social media a waste for aesthetic practices?

Before I answer this question it’s important to define what social media is. According to Wikipedia, social media “are computer-mediated technologies that allow the creating and sharing of information, ideas, career interests and other forms of expression via virtual communities and networks.” In other words, social media involves nearly anything in the digital world where there’s an interaction with user-generated content. This encompasses blogs, press releases, review sites, and of course, social networks like Facebook, Twitter and Instagram.

If we factor in everything that encompasses social media then of course it’s worth it to invest time in these mediums. However, often times people equate social media with social networks, and whether or not to invest in Facebook, or social networks as a whole, is a question I receive frequently.

The first thing to understand about social networks is that it’s an internal marketing tactic. This means we’re marketing to people who already know your practice and have chosen to follow you on your social networks (or join your email list). Internal marketing, including both social networking and email marketing, is absolutely essential for patient retention. Therefore, if you run a medical spa, dermatology practice, or you’re a plastic surgeon who offers non-surgical treatments you need to be utilizing these mediums to get patients raving about you and back in the door.

The problem is that just because you have 1,000 Facebook “likes” doesn’t mean your posts reach 1,000 people’s news feed. Quite the contrary. Several years ago Facebook started limiting the reach of businesses Fan page posts so that only 5% (or less) of those who “like” the page would actually see the post in their news feed. This was interpreted as an attempt by Facebook to force users to advertise.

If you’re advertising with Facebook, for example, you’re paying for your reach, so that’s different. With a 5% reach and 1,000 “likes,” for example, only about 50 people can see each of your posts. While that’s a small number, it still has value, especially if you’re posting quality content. More on that below.

Like email marketing, your first goal with your social networks should be to continuously grow your following. This will allow you to reach more people with your updates, so make sure you give patients incentives to “like” you or join your email list.

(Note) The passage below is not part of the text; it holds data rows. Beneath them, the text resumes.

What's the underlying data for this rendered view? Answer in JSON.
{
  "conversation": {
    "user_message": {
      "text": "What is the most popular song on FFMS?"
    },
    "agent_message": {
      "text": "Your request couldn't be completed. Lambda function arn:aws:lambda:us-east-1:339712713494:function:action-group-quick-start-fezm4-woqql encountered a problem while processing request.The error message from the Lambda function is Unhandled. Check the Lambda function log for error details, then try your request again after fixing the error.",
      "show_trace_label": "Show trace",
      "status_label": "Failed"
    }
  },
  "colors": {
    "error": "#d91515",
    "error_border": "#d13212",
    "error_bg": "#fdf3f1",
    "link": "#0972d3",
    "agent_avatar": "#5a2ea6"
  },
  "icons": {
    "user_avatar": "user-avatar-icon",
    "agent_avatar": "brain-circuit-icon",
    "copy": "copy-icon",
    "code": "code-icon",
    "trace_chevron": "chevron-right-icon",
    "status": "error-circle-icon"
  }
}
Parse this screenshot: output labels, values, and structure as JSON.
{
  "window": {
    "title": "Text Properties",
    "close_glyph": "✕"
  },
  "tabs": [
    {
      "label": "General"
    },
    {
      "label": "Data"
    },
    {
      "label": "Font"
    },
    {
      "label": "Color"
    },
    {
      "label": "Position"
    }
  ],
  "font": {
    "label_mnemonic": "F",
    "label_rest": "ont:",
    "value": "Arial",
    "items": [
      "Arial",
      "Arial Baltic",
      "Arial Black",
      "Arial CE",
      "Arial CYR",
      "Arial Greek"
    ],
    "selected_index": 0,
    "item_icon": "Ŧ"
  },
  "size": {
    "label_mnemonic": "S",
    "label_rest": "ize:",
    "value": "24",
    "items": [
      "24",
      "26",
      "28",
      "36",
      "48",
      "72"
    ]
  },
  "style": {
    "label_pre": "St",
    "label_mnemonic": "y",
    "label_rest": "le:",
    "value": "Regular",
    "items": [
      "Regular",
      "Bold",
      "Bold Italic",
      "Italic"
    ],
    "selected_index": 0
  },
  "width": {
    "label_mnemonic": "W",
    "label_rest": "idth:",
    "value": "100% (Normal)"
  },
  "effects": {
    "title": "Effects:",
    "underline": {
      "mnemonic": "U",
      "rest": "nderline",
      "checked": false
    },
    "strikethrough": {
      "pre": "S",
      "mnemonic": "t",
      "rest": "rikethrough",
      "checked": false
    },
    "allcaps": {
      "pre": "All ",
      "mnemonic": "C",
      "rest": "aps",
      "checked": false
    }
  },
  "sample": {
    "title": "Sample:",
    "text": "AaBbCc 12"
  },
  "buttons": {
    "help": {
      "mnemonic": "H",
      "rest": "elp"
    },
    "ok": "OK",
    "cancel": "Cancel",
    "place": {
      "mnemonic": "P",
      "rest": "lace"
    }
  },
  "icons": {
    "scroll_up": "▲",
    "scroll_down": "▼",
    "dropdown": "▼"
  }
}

While you work on growing your social networks your messages should focus on your second goal: engagement. Keep in mind that social networking is NOT a lead generation tactic. It can be, if you advertise, but it’s more about generating likes, comments, shares, and overall engagement.

So Facebook not only limits my practice’s reach, it’s also not a lead gen tool? So it’s a waste of time, right? No. Unless you’re a plastic surgeon who offers no non-surgical procedures, I’d make sure to be active on social media. Even these aforementioned plastic surgeons should have a presence on social networks because by keeping in touch with patients you’re more likely to get that patient back in the door for additional procedures, even if it’s 3, 5, or even 10 years down the road. You’re also more likely to get a referral from them.

How does my practice generate likes, comments, shares, and overall engagement? By posting quality content! This means:

  • limiting self-promotion
  • keep the followers updated on latest trends and news
  • post videos about the practice, procedures, staff
  • work in a little humor
  • run contests
  • give shout-outs to patients (with their approval)
  • post photos of the staff
  • highlight the doctor(s) and what they like to do outside of the office

Keep in mind that ANY marketing medium can be a waste of time if you don’t have the proper tactics in place. Just like poorly written blogs, landing pages that lack calls to action, or ads that aren’t targeted well, simply posting on social networks without a plan can very well be a waste of time.

If you would like to learn more about how social media, and social networking in particular, can help your aesthetic practice then leave TRBO a note here or give us a call at 877-673-7096 x2.

Similar Posts